Read the latest newsletter from the USAPA here.
CBC News covers the Toronto Cup Pickleball Tournament taking place at Hotel X from April 12-14, 2019. Canadian tennis Pro's Milos Raonic, Daniel Nestor and Sonya Jeyaseelan drop by to try their hand at pickleball as well.
To further elevate the stature of one of the fastest growing sports in the United States, the USA Pickleball Association (USAPA) recently announced that the month of April will once again be designated “National Pickleball Month.” More information here.
Interesting article from the April 2019 edition of Tennis Industry publication about the growth of the Professional Pickleball Registry teaching certification:
"Professional Pickleball Registry Tops 1,000 Members in 6 Months.
Professional Pickleball Registry (PPR) finished 2018 exceeding 1,000 members in six months. As of mid-February, PPR membership stood at 1,161, making it the world’s largest organization of pickleball coaches, with members in all 50 states and 11 countries. “Several factors led to this amazing growth,” says PPR CEO Dan Santorum. “First, our strong and supportive relationship with USA Pickleball has brought pickleball coaches to PPR. In addition, PTR members who offer pickleball currently make up the majority of PPR. Also, Sarah Ansboury’s expertise and hard work conducting 40 PPR workshops in less than six months were integral to the rapid growth of the sport of pickleball.” USA Pickleball Association CEO Justin Maloof adds, “Not only is the growth of PPR impressive, it is a direct result of the quality instruction and great customer service PPR provides to its members. "PPR has been a positive addition to pickleball and has been extremely helpful to USA Pickleball.”"
As the sport of pickleball continues to grow, so too do the opportunities for tennis manufacturers to try to cash in. Read this article in the latest Tennis Industry magazine for examples of new equipment being offered by traditional tennis manufacturers.
Does this sound familiar? You are out playing pickleball one day, and do not notice any injury while you are playing.
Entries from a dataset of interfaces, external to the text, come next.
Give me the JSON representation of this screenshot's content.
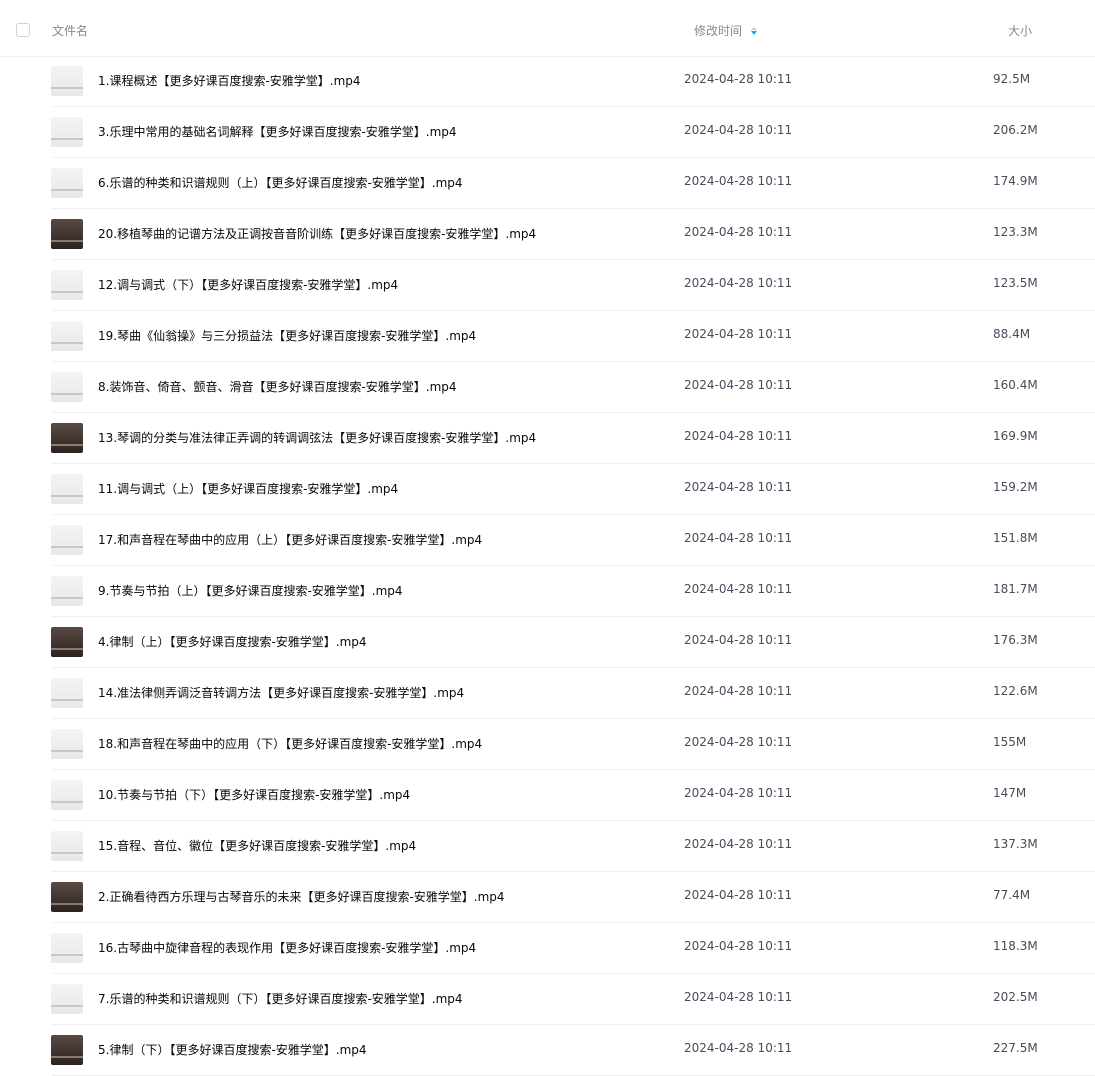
{
  "header": {
    "name_label": "文件名",
    "time_label": "修改时间",
    "size_label": "大小"
  },
  "files": [
    {
      "name": "1.课程概述【更多好课百度搜索-安雅学堂】.mp4",
      "time": "2024-04-28 10:11",
      "size": "92.5M",
      "thumb": "light"
    },
    {
      "name": "3.乐理中常用的基础名词解释【更多好课百度搜索-安雅学堂】.mp4",
      "time": "2024-04-28 10:11",
      "size": "206.2M",
      "thumb": "light"
    },
    {
      "name": "6.乐谱的种类和识谱规则（上）【更多好课百度搜索-安雅学堂】.mp4",
      "time": "2024-04-28 10:11",
      "size": "174.9M",
      "thumb": "light"
    },
    {
      "name": "20.移植琴曲的记谱方法及正调按音音阶训练【更多好课百度搜索-安雅学堂】.mp4",
      "time": "2024-04-28 10:11",
      "size": "123.3M",
      "thumb": "dark"
    },
    {
      "name": "12.调与调式（下）【更多好课百度搜索-安雅学堂】.mp4",
      "time": "2024-04-28 10:11",
      "size": "123.5M",
      "thumb": "light"
    },
    {
      "name": "19.琴曲《仙翁操》与三分损益法【更多好课百度搜索-安雅学堂】.mp4",
      "time": "2024-04-28 10:11",
      "size": "88.4M",
      "thumb": "light"
    },
    {
      "name": "8.装饰音、倚音、颤音、滑音【更多好课百度搜索-安雅学堂】.mp4",
      "time": "2024-04-28 10:11",
      "size": "160.4M",
      "thumb": "light"
    },
    {
      "name": "13.琴调的分类与准法律正弄调的转调调弦法【更多好课百度搜索-安雅学堂】.mp4",
      "time": "2024-04-28 10:11",
      "size": "169.9M",
      "thumb": "dark"
    },
    {
      "name": "11.调与调式（上）【更多好课百度搜索-安雅学堂】.mp4",
      "time": "2024-04-28 10:11",
      "size": "159.2M",
      "thumb": "light"
    },
    {
      "name": "17.和声音程在琴曲中的应用（上）【更多好课百度搜索-安雅学堂】.mp4",
      "time": "2024-04-28 10:11",
      "size": "151.8M",
      "thumb": "light"
    },
    {
      "name": "9.节奏与节拍（上）【更多好课百度搜索-安雅学堂】.mp4",
      "time": "2024-04-28 10:11",
      "size": "181.7M",
      "thumb": "light"
    },
    {
      "name": "4.律制（上）【更多好课百度搜索-安雅学堂】.mp4",
      "time": "2024-04-28 10:11",
      "size": "176.3M",
      "thumb": "dark"
    },
    {
      "name": "14.准法律侧弄调泛音转调方法【更多好课百度搜索-安雅学堂】.mp4",
      "time": "2024-04-28 10:11",
      "size": "122.6M",
      "thumb": "light"
    },
    {
      "name": "18.和声音程在琴曲中的应用（下）【更多好课百度搜索-安雅学堂】.mp4",
      "time": "2024-04-28 10:11",
      "size": "155M",
      "thumb": "light"
    },
    {
      "name": "10.节奏与节拍（下）【更多好课百度搜索-安雅学堂】.mp4",
      "time": "2024-04-28 10:11",
      "size": "147M",
      "thumb": "light"
    },
    {
      "name": "15.音程、音位、徽位【更多好课百度搜索-安雅学堂】.mp4",
      "time": "2024-04-28 10:11",
      "size": "137.3M",
      "thumb": "light"
    },
    {
      "name": "2.正确看待西方乐理与古琴音乐的未来【更多好课百度搜索-安雅学堂】.mp4",
      "time": "2024-04-28 10:11",
      "size": "77.4M",
      "thumb": "dark"
    },
    {
      "name": "16.古琴曲中旋律音程的表现作用【更多好课百度搜索-安雅学堂】.mp4",
      "time": "2024-04-28 10:11",
      "size": "118.3M",
      "thumb": "light"
    },
    {
      "name": "7.乐谱的种类和识谱规则（下）【更多好课百度搜索-安雅学堂】.mp4",
      "time": "2024-04-28 10:11",
      "size": "202.5M",
      "thumb": "light"
    },
    {
      "name": "5.律制（下）【更多好课百度搜索-安雅学堂】.mp4",
      "time": "2024-04-28 10:11",
      "size": "227.5M",
      "thumb": "dark"
    }
  ]
}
You wake up the next morning, and feel some soreness in a body part (shoulder, knee, Achilles, elbow, etc…). Nothing debilitating and at this time, and certainly nothing that would stop you from playing more. You return to the courts, start playing but this time, you feel a little soreness during play. Read advice from ThePickleballDoctor here.